### [What is needed]
For each line of the listing below that contains the string "header", copy the line.

### [Data provided]
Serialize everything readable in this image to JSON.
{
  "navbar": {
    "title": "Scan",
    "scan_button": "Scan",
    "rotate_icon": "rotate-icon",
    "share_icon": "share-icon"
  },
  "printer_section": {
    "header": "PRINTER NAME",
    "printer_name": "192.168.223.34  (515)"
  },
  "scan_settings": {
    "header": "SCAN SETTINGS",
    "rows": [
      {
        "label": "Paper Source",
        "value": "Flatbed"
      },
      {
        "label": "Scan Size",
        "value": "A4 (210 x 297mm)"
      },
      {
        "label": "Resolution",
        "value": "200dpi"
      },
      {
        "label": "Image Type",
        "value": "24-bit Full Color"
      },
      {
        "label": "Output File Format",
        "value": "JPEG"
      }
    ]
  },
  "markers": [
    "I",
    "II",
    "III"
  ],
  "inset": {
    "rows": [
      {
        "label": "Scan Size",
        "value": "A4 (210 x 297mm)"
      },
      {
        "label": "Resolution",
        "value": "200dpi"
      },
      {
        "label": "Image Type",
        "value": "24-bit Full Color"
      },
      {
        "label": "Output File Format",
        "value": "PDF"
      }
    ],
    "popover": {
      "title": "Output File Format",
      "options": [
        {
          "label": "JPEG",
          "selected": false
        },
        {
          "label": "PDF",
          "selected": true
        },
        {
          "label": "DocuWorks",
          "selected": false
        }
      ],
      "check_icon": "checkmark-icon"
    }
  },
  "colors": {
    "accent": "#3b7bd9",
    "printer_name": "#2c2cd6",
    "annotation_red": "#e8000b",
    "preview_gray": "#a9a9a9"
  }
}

### [Your response]
    "header": "PRINTER NAME",
    "header": "SCAN SETTINGS",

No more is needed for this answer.